- Over half (57%) of child and adolescent psychiatrists in England are seeing children and young people distressed about the climate crisis and the state of the environment.
- The Royal College of Psychiatrists launches first resource to support children & young people and their parents to manage anxiety and fears about the environment.
Over half (57%) of child and adolescent psychiatrists surveyed in England are seeing children and young people distressed about the climate crisis and the state of the environment, according to a new survey from the Royal College of Psychiatrists.
Global warming, events like floods, fires or drought and harm to animals as a result of habitat destruction are affecting the mental health of younger generations, who now face even more uncertainty about their future because of the pandemic.
The wide range of emotions and thoughts young people may experience when they hear bad news about our planet and the environment is called eco distress – also known as eco-anxiety. Common eco distress signs include:
- low mood
- losing sleep
Eco distress is not a diagnosis or mental illness. Feeling distressed or anxious about the world is normal and shows that young people care about the planet, but sometimes these feelings can be overwhelming and hard to deal with, especially at a young age.
Dr Bernadka Dubicka, Chair of the Faculty of Child and Adolescent Faculty at the Royal College of Psychiatrists, said: “The climate crisis is clearly affecting children and young people’s mental health. Younger generations are growing up with a constant backdrop of understandable fear and worry about their future and the future of the planet.
“We need to be able to have open conversations and really listen to our young people. Empowering young people to engage with constructive, positive action, should absolutely be supported. We hope our new resources will help young people to develop healthy ways of dealing with distress.”
Charlotte, 16, Southampton, said: “The climate crisis is terrifying and confusing. There are lot of emotions to cope with. I have felt powerless to do anything, sad about what we are losing and guilty about my own impact.
“Taking action, even small steps, has helped me feel more in control, whether through talking to other people, going on a climate strike, or changing what I consume and how I travel. Young people also need to remember it isn’t just up to us to fix this. We need society to change.”
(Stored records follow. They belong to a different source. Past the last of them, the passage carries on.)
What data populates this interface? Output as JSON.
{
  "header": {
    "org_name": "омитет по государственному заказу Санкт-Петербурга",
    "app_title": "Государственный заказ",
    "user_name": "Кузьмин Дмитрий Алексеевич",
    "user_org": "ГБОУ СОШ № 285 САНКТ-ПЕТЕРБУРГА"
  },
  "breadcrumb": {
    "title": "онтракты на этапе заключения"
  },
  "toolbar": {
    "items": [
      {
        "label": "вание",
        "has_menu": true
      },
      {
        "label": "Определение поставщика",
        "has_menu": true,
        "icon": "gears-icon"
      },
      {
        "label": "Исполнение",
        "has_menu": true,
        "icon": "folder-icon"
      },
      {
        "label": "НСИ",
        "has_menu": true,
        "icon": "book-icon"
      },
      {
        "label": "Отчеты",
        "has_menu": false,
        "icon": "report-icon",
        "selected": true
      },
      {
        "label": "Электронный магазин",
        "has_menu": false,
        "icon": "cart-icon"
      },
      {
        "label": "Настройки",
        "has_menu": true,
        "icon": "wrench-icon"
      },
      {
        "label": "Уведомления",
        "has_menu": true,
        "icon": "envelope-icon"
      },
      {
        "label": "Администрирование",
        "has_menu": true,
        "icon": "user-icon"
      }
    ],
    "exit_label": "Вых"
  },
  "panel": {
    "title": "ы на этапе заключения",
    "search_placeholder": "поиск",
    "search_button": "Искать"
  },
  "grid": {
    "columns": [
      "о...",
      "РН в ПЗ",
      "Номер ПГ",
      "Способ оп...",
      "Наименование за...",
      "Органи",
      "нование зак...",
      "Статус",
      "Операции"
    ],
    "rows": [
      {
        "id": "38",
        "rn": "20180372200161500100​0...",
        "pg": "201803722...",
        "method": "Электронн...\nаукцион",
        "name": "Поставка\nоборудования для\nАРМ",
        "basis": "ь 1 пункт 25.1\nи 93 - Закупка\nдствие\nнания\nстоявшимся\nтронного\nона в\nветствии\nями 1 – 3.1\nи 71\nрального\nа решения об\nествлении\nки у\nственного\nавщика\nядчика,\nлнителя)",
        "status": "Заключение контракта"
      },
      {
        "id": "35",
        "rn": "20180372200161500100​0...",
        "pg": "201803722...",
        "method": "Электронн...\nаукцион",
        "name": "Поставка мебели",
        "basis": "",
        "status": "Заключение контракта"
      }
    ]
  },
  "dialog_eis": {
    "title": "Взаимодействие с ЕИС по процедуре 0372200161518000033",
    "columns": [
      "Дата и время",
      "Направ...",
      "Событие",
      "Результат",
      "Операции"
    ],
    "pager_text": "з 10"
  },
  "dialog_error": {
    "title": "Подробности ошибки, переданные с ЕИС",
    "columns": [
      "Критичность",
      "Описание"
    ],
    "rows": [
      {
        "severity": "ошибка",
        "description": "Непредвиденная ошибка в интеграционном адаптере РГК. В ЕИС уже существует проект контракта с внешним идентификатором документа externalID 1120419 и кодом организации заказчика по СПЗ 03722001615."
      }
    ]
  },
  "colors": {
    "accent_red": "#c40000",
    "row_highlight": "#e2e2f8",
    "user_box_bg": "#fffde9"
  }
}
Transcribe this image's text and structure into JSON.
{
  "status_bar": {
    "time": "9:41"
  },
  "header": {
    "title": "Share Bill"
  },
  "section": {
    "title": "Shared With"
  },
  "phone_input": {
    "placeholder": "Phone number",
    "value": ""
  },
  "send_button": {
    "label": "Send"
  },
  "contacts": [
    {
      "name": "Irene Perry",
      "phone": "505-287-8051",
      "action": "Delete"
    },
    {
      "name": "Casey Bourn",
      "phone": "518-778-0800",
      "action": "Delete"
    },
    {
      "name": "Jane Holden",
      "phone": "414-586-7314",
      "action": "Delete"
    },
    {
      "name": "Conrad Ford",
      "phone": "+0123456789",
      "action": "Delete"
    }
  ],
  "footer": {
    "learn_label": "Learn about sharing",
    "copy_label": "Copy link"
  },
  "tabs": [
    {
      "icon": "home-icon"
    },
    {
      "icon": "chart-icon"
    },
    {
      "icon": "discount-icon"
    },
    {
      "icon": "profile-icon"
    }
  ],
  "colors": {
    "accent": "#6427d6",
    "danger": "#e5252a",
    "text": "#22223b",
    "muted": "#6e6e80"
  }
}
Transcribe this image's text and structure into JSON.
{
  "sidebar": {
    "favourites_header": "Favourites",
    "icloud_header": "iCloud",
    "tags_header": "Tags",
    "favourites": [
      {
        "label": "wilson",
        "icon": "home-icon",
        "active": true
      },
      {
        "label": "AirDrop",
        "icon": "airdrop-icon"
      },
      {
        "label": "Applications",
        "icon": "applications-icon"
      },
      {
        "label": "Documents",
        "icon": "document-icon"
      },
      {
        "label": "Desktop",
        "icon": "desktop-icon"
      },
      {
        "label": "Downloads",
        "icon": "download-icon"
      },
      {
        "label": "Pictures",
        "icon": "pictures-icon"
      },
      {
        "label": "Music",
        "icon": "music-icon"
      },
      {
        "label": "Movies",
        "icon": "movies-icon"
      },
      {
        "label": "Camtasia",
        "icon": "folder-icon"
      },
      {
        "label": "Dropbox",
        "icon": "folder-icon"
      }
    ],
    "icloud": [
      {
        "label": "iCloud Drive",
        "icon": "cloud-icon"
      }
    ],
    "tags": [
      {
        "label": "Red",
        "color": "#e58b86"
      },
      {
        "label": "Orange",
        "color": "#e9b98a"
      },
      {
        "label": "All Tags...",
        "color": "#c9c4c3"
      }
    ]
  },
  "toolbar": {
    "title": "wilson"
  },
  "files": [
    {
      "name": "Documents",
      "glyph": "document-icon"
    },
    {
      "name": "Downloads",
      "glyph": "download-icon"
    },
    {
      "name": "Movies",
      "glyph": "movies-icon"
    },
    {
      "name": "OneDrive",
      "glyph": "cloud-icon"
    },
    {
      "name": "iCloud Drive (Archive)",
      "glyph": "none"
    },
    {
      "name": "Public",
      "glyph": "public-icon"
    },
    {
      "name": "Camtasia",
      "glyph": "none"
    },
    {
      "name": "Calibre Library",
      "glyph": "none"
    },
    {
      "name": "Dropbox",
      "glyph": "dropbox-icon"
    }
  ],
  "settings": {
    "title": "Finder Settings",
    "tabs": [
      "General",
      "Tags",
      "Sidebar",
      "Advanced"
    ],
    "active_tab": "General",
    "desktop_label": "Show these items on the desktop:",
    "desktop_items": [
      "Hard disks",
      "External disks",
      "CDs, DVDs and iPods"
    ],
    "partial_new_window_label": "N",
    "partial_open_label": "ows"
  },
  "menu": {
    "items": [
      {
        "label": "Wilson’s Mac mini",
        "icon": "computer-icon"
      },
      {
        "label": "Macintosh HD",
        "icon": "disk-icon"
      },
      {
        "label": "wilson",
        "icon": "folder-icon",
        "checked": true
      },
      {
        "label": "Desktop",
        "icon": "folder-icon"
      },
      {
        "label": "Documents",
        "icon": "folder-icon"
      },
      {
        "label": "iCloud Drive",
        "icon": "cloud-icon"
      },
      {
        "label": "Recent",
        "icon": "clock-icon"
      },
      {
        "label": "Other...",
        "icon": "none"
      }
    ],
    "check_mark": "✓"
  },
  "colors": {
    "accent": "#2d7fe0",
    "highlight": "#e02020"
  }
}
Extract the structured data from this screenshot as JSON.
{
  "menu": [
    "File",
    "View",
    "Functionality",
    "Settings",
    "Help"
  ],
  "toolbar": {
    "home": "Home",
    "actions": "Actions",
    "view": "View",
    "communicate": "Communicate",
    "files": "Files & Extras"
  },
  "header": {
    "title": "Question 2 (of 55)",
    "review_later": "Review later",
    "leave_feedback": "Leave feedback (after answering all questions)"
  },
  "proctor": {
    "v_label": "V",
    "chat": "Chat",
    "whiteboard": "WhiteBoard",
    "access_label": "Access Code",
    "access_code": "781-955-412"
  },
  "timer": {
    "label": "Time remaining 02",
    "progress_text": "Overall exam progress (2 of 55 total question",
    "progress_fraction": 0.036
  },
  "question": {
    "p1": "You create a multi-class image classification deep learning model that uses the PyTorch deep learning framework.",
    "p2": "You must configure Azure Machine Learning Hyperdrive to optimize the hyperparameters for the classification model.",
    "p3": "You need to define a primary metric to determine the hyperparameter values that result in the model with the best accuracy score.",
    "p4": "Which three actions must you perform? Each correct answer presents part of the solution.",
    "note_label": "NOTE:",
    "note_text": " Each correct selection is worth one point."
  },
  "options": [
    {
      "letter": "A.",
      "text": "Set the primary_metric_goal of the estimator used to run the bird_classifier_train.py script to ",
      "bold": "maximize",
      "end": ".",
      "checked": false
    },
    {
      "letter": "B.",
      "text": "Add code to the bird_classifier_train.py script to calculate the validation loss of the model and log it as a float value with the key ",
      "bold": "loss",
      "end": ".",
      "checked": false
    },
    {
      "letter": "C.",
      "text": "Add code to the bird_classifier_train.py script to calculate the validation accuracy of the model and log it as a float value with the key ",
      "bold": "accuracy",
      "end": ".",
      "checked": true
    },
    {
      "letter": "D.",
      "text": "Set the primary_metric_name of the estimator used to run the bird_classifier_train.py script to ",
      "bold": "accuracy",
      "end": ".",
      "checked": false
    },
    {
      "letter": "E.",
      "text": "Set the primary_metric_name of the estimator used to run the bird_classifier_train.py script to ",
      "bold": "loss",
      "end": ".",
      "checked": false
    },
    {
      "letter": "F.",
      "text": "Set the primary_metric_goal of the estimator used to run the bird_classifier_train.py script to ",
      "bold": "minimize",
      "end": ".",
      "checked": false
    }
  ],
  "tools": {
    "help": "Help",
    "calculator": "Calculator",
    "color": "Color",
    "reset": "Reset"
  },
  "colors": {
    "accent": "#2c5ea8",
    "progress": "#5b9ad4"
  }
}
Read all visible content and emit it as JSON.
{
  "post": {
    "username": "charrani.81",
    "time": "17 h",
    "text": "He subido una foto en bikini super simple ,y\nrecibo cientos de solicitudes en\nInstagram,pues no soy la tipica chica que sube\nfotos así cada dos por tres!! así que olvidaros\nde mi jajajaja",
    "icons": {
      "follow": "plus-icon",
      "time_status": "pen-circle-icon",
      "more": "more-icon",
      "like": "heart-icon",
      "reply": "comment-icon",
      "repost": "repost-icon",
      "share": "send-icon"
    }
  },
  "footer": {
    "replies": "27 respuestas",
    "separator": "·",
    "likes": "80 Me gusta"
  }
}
Parents and carers can take steps to help children and young people manage these feelings and stop them from becoming overwhelmed. Some practical suggestions and tips:
- Listen to children and young people and take their feelings seriously. Explain to them that their feelings make sense and are a sign that they are a caring person.
- Spend time in nature as a family. This could be playing or reading outside, planting seeds or taking a walk somewhere you love.
- Support them to take action to feel more in control, more hopeful and more resilient. For example, if it feels appropriate, they can connect with groups of young people (either in your local area or online) who have the same concerns about the environment.
- Work out your family’s carbon footprint and come up with ways to reduce it.
- Remind your child that there are lots of people working on solutions that will make the world happier, healthier and safer.
Find more tips on the Royal College of Psychiatrists’ eco distress pages for parents and carers and for young people. We have also produced a podcast where Dr Catriona Mellor, a child and adolescent psychiatrist and member of our Sustainability Committee, joined two young people for a conversation about eco-distress and the impact of the climate crisis on our mental wellbeing.
The College is soon due to publish a position statement on the climate and ecological emergencies that sets out how these crises are impacting mental health and how we must act to tackle them.